(Extracted data entries)
----

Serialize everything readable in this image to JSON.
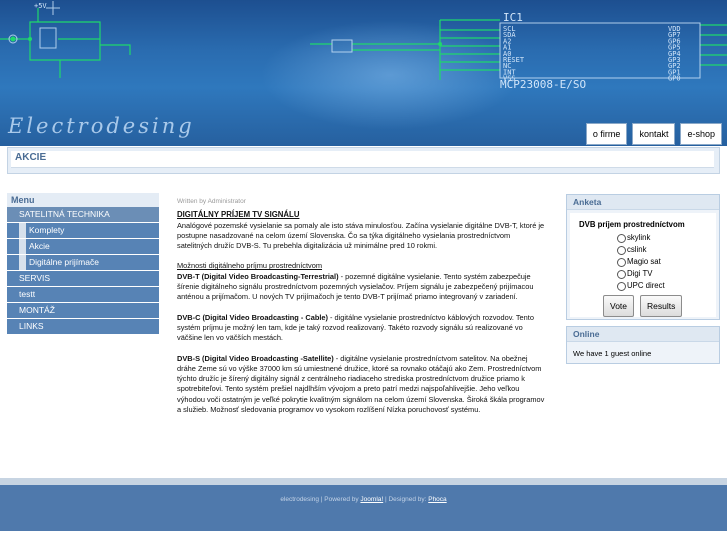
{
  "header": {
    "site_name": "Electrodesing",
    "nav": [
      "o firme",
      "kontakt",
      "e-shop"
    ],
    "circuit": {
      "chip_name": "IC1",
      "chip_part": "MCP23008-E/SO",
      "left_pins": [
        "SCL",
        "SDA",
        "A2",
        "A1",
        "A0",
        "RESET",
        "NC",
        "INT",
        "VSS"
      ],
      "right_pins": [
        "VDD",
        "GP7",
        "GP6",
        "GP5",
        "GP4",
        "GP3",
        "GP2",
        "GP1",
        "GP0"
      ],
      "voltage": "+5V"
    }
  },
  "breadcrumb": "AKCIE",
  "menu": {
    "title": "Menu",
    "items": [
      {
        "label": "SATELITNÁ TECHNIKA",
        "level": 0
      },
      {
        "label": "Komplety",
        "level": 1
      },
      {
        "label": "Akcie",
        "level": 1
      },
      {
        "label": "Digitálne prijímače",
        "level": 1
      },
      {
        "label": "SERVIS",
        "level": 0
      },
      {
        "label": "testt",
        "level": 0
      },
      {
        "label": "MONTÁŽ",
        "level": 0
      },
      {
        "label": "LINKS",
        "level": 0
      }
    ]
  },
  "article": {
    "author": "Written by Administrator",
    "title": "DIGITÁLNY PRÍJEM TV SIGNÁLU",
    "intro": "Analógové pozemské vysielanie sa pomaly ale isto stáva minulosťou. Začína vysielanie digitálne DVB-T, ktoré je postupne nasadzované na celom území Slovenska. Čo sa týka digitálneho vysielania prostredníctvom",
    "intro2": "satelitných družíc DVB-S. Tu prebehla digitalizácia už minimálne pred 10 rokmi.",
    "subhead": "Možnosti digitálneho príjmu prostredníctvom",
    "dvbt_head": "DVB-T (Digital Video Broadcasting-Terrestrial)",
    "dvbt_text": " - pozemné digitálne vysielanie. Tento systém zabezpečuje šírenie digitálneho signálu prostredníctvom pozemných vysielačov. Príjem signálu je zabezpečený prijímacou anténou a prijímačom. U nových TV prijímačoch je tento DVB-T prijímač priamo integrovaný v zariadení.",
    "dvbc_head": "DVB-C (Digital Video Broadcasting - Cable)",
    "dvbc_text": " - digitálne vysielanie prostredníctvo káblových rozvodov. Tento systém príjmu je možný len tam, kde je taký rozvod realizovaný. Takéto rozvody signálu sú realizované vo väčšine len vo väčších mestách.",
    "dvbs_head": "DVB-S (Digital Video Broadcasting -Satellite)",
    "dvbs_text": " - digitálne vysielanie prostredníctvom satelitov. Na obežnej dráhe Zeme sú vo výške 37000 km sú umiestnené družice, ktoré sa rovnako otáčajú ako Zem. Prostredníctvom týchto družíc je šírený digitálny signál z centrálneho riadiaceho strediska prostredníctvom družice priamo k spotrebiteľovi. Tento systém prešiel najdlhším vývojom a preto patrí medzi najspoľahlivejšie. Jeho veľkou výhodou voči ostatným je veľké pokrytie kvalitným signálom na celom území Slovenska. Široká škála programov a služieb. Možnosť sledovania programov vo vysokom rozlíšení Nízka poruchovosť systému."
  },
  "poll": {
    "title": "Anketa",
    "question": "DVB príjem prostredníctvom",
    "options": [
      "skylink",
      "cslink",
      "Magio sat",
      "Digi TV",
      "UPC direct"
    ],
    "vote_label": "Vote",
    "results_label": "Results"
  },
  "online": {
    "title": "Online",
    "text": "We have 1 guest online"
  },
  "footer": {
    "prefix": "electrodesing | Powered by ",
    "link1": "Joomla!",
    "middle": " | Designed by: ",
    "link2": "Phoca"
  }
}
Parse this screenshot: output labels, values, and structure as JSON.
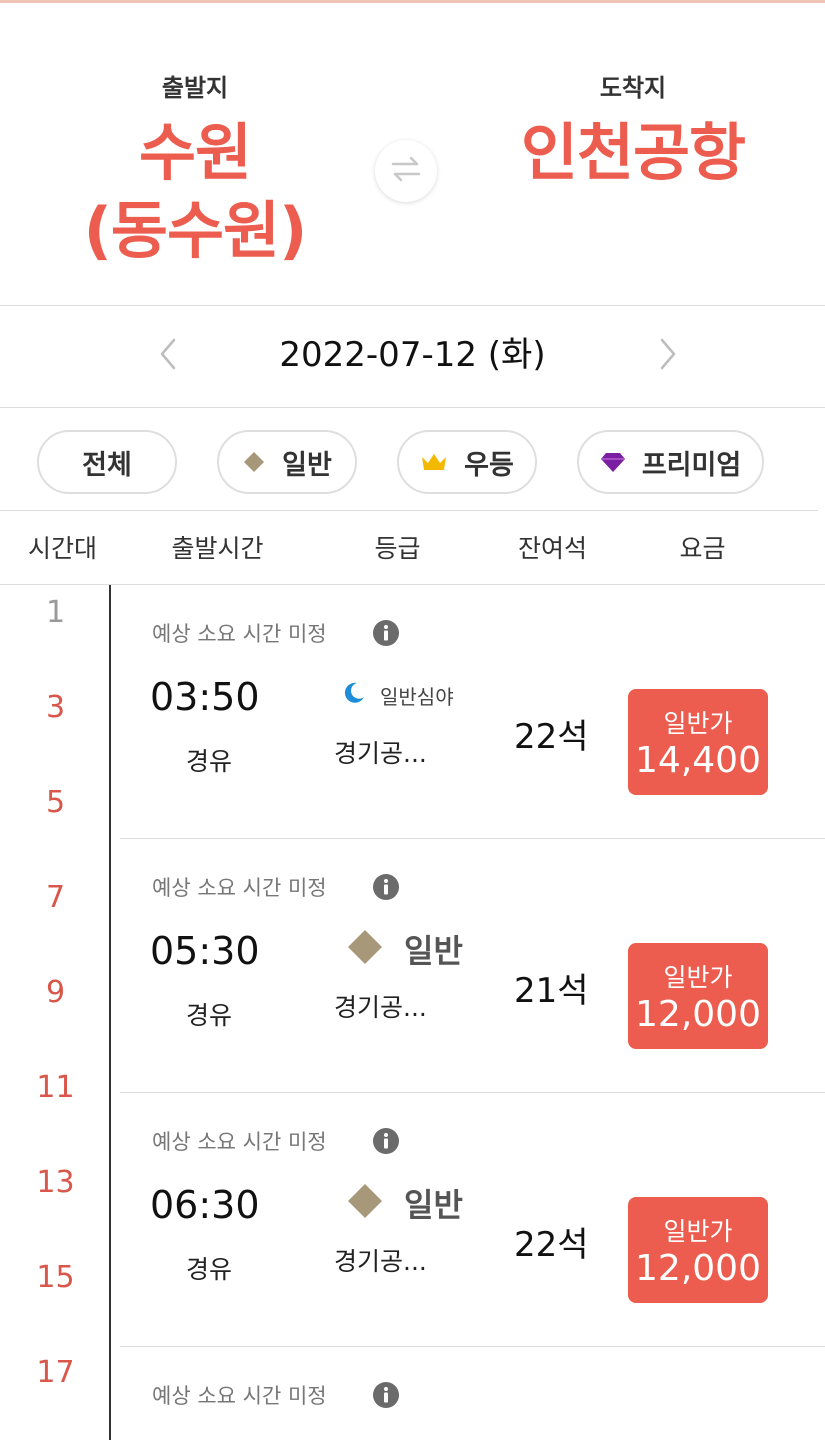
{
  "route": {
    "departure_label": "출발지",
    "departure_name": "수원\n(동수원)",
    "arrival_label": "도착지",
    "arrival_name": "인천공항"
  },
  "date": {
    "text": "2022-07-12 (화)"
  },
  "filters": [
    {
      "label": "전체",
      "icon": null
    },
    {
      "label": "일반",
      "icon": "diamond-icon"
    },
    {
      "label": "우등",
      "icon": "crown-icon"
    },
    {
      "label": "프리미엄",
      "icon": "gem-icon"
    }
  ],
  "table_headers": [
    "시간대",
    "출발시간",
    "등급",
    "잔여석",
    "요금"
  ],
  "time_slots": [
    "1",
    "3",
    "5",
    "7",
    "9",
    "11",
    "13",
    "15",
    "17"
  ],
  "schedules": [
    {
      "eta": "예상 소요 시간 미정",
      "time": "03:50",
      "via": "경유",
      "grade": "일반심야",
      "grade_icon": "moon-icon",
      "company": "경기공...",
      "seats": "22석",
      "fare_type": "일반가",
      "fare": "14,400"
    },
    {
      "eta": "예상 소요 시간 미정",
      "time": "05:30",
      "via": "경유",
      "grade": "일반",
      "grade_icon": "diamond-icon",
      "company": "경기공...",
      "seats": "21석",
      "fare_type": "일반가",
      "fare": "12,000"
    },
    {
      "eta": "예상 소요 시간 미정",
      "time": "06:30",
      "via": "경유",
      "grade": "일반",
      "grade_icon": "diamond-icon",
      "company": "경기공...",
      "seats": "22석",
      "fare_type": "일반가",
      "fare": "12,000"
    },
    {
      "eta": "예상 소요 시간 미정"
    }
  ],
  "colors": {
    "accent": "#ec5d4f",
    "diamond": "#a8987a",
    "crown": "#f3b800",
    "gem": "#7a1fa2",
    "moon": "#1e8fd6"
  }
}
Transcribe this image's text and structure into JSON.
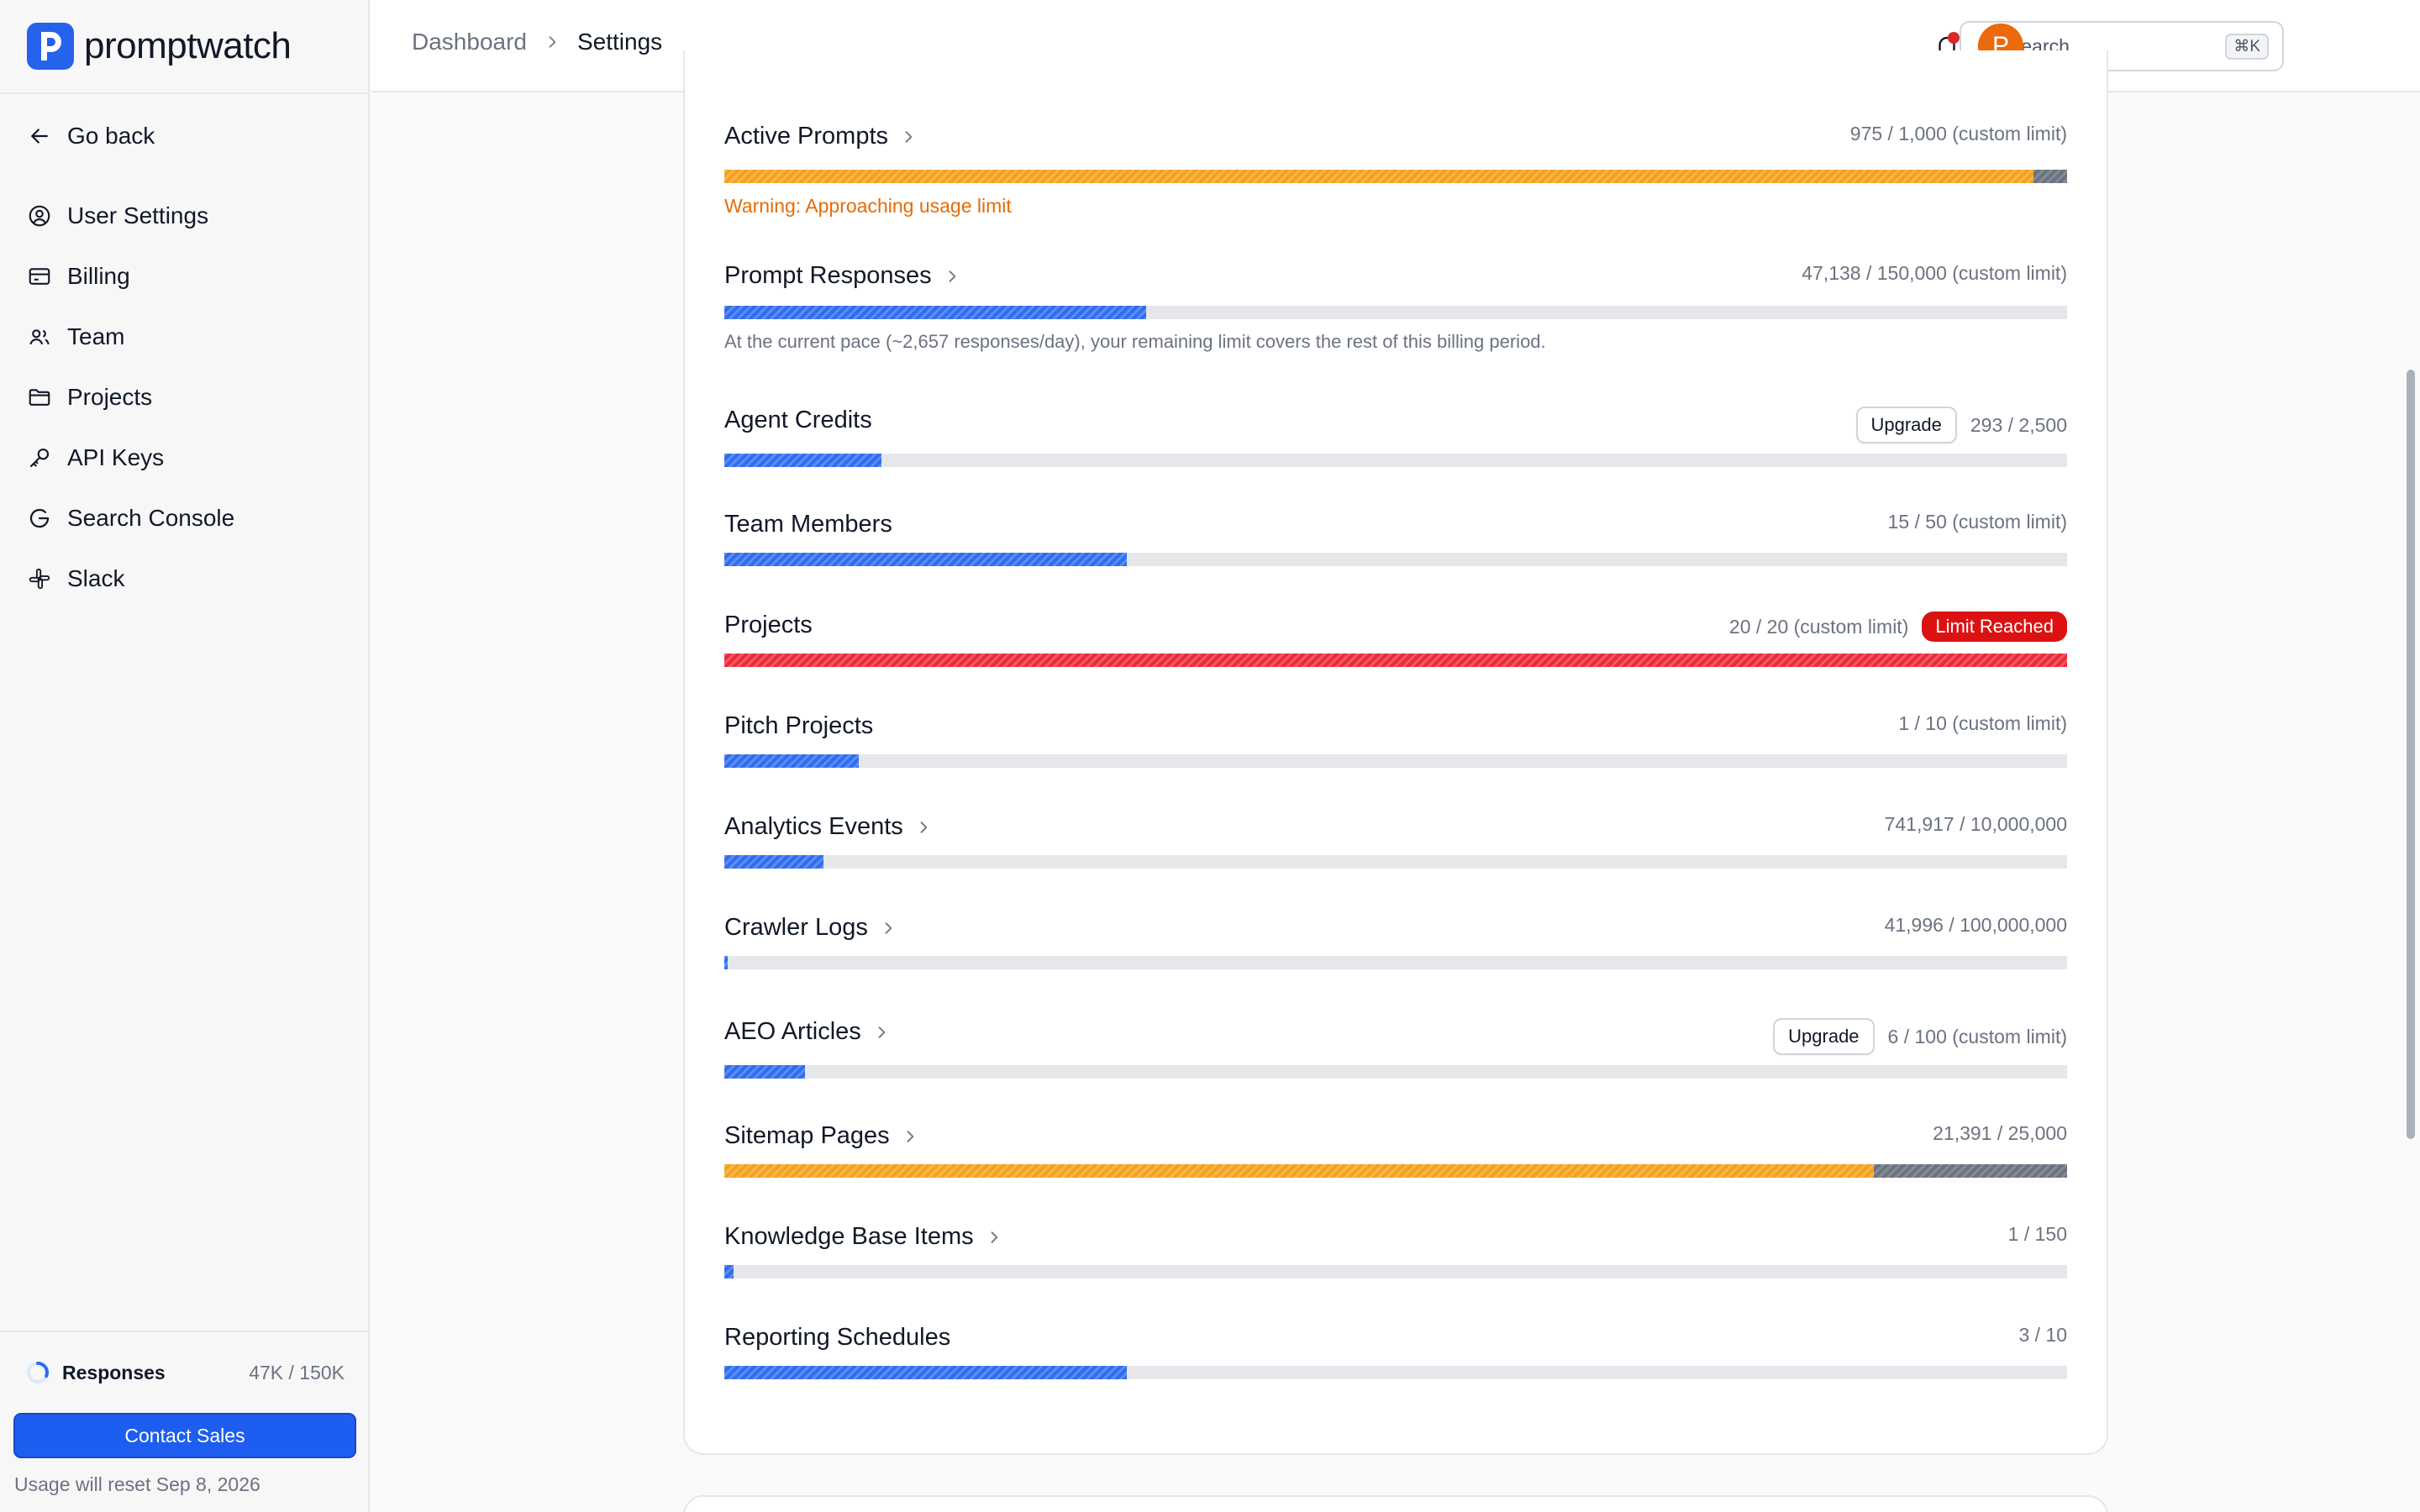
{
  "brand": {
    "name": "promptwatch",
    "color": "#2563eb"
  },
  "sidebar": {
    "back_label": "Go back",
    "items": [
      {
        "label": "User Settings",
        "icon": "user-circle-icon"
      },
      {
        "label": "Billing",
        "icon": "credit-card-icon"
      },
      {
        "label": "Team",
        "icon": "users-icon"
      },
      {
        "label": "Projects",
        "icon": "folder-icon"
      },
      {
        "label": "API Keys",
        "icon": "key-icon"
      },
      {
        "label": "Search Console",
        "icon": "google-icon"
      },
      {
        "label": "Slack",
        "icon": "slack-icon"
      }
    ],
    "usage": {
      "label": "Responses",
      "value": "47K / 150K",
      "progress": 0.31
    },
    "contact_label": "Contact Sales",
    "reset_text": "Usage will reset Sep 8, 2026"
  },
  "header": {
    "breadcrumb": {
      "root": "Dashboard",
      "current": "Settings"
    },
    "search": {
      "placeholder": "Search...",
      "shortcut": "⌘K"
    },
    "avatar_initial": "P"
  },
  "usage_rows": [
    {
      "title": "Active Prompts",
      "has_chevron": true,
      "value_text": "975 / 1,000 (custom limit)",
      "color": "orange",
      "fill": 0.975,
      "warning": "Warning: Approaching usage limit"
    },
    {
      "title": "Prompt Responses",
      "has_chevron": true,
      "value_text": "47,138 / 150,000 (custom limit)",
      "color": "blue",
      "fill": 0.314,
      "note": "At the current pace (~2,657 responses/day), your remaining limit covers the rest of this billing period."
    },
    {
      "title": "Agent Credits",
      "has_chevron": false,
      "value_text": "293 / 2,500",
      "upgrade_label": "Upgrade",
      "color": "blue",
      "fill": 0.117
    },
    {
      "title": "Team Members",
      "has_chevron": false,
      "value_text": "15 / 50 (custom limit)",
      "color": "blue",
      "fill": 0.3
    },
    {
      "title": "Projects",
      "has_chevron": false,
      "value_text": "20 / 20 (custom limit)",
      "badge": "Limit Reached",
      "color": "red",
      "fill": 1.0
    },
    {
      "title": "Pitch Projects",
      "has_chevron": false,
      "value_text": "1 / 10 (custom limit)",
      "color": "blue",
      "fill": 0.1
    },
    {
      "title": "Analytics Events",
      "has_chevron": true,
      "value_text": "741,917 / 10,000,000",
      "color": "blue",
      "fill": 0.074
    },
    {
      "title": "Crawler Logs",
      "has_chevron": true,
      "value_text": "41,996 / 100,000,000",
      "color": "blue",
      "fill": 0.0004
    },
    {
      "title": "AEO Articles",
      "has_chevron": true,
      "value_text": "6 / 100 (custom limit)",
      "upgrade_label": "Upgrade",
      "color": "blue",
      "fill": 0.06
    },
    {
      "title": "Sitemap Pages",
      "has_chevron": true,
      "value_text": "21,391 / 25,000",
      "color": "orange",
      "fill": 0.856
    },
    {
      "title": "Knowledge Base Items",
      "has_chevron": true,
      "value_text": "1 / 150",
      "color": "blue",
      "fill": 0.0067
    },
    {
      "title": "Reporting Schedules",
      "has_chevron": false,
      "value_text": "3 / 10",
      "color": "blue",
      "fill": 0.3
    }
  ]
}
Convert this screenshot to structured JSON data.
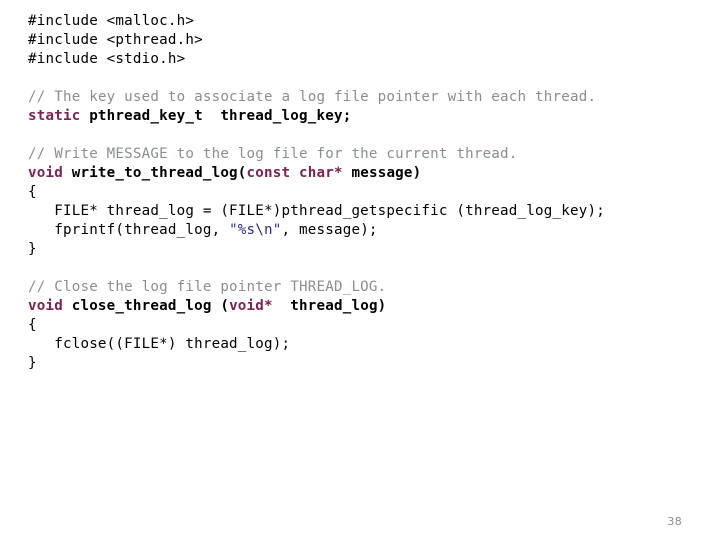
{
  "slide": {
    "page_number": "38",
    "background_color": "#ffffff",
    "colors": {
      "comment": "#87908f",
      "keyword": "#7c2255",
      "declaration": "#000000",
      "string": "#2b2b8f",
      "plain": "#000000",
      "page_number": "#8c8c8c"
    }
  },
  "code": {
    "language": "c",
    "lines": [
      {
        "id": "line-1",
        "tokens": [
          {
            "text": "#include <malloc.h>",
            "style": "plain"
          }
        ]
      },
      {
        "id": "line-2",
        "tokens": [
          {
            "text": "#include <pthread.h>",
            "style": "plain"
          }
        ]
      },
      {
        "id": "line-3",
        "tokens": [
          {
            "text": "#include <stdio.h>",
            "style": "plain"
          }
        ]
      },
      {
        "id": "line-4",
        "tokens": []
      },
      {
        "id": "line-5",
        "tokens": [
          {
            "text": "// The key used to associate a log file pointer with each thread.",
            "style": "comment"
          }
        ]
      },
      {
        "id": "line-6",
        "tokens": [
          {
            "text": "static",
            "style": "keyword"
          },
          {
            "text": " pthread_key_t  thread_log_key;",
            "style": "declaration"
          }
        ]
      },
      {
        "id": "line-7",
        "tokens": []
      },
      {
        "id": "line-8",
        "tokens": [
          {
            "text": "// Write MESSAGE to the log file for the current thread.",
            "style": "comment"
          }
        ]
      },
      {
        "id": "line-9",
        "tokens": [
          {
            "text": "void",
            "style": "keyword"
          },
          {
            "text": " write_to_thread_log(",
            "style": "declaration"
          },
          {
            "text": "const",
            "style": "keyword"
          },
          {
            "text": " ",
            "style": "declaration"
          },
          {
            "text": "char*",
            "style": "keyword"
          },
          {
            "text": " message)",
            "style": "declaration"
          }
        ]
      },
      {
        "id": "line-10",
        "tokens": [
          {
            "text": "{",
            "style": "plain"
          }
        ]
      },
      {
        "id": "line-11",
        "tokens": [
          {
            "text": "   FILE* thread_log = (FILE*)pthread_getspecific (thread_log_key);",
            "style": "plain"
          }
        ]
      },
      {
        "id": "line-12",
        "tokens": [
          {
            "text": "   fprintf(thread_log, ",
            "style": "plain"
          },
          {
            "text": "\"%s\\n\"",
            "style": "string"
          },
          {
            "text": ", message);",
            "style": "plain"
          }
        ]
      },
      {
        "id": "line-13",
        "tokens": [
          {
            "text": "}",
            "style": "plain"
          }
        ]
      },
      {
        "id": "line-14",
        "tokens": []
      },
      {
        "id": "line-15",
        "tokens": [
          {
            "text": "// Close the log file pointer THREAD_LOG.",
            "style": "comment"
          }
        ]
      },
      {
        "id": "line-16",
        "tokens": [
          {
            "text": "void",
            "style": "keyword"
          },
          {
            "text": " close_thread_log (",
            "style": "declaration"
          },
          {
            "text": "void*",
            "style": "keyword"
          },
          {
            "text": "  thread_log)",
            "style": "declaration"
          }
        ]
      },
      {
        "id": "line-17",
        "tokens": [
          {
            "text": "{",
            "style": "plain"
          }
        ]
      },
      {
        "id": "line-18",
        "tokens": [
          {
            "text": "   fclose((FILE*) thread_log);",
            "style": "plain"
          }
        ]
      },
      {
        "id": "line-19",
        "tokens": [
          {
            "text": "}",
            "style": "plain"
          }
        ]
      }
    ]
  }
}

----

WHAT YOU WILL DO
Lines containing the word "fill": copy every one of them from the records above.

ANSWER FOR THIS EXERCISE
      "fill": 0.975,
      "fill": 0.314,
      "fill": 0.117
      "fill": 0.3
      "fill": 1.0
      "fill": 0.1
      "fill": 0.074
      "fill": 0.0004
      "fill": 0.06
      "fill": 0.856
      "fill": 0.0067
      "fill": 0.3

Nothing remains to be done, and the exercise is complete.